Berlin is situated four hundred and forty seven kilometers south-south-west of the southern tip of Öland. In Berlin, along the canals, a lot of Starlings and Black Headed Gulls from Öland spend the winter. They move by comparing where it is most beneficial to live with how much energy or risk is involved in getting there. An equation that is also enacted by people, either by their own choice or by coercion. Today's tourism could be seen as an example of the kind of movements made by migratory birds, whilst forced migration is its opposite.

The pavilion in which the exhibition takes place, designed by the architect Jan Gezelius (1923-2016), was opened in 1961. It was intended as a migratory bird museum, a feature that other buildings in the area have taken over today. It is in many ways an ingenious piece of architecture. Partly because the building is located on a small ridge in the landscape, a directional shape in keeping with the stretch of the site. Gezelius has said – It’s about explaining the landscape to itself by building in it. Ingenious also for how the exterior's symmetrical and monumental appearance surprises one when entering, because there are sight lines in two directions and light from all directions. The thin wall elements are joined by light rather than by the rails and nails, and the ceiling seems to be hovering above the walls. The building is a compass for an immense outer and inner landscape and we have collaborated together in order to determine which images to display. According to Gezelius, a building can also resemble a crystal, a material that may include and express complex structures. As oracles we gaze into the crystal in order to discern the pattern of which we are a part.
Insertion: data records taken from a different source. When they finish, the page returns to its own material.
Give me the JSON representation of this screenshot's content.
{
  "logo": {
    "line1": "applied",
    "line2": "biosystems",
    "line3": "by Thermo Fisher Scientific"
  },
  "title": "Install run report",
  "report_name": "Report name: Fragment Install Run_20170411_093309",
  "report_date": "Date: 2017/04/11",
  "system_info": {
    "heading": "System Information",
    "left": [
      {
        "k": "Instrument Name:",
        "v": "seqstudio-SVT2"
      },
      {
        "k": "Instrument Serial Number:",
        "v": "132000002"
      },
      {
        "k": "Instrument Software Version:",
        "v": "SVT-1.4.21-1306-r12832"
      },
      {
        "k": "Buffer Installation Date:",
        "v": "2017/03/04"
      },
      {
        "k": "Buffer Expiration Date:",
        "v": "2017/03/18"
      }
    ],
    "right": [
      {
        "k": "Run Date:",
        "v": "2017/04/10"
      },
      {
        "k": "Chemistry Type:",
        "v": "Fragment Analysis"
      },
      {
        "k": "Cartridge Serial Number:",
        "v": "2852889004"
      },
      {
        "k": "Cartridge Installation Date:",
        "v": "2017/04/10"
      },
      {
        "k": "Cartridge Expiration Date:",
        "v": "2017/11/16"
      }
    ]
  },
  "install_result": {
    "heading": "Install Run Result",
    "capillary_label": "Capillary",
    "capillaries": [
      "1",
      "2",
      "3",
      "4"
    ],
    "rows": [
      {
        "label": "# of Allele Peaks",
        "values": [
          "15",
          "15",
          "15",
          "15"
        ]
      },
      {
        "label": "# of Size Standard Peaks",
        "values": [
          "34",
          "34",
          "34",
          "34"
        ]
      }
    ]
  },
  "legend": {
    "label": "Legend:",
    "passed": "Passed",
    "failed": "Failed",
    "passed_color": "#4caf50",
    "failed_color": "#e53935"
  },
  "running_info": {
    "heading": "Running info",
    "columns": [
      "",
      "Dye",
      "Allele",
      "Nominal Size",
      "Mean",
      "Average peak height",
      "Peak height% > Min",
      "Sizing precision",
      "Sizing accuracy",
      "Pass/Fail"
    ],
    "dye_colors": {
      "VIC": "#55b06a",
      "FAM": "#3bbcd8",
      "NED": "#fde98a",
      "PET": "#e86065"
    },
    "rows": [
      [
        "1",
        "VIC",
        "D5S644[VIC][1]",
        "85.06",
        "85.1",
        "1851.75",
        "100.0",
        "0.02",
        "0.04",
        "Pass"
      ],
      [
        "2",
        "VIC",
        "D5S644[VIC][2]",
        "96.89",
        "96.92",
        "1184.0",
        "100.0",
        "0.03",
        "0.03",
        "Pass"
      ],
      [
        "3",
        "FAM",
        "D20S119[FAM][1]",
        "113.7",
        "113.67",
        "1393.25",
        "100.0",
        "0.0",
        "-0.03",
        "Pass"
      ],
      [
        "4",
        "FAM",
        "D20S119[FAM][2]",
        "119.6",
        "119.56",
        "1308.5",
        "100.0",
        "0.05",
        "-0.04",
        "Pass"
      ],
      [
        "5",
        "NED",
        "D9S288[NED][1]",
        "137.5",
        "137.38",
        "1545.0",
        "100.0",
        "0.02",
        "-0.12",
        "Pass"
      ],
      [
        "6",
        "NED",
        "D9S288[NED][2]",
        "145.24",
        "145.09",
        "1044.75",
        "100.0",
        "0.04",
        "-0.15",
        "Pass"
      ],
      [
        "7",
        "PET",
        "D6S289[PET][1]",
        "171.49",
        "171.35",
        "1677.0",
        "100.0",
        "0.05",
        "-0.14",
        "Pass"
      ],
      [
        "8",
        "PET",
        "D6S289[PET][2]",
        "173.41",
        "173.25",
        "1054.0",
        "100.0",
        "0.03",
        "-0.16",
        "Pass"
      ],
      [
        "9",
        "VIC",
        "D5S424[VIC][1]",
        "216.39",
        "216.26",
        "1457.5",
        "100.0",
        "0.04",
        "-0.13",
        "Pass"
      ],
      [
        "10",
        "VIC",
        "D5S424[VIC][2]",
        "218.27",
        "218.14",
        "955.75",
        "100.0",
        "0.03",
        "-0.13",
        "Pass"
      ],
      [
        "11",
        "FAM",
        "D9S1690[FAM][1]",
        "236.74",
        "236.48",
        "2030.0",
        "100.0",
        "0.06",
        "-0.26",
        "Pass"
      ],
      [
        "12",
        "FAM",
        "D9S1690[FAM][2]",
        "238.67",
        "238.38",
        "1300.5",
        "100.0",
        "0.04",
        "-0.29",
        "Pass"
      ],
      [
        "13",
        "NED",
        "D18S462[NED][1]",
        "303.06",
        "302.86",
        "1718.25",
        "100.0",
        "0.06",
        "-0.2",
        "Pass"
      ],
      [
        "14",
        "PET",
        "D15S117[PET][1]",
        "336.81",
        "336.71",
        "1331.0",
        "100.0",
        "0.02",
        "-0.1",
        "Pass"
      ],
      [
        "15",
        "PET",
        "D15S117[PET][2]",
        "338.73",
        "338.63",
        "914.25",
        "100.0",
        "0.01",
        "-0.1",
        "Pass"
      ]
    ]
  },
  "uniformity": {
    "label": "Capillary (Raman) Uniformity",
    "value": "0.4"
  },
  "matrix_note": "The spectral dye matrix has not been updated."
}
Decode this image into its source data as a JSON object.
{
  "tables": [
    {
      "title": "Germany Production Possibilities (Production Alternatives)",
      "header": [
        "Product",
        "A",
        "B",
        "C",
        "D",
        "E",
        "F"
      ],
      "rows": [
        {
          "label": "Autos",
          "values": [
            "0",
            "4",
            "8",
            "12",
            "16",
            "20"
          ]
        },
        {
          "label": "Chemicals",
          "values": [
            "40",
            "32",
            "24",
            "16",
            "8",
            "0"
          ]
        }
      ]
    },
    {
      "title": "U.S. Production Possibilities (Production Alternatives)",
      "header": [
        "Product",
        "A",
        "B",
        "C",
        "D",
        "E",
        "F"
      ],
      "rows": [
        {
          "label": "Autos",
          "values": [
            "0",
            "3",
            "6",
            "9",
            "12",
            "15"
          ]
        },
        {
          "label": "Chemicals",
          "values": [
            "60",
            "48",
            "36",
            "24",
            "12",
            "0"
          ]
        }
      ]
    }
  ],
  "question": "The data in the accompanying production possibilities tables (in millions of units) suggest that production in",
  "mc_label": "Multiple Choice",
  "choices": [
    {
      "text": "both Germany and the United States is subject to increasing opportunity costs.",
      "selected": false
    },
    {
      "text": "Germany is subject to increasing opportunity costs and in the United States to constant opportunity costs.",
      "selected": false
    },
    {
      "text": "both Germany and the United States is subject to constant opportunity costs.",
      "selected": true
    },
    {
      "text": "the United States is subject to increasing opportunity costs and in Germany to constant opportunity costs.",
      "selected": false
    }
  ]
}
Visibility is the most prominent feature of photography. There is always a lot in a photograph to see, identify and define. Which also risks dominating the experience.  As soon as you enter into dialogue with a photo, you know that you are being robbed. The mechanical representation of photography gives very little back a priori, it demands and takes everything from you, as it is you who give it a sense and meaning. The artist may be absent. In a positive sense this means that we are all producers of the photographs presented as well as producers of constantly new images in that flow. I decided to also behold and observe these photographs and ended up just here in time and space. The Crystal is an instant as short as the shutter of the camera.

Bengt Olof Johansson /translation Magnus Johansson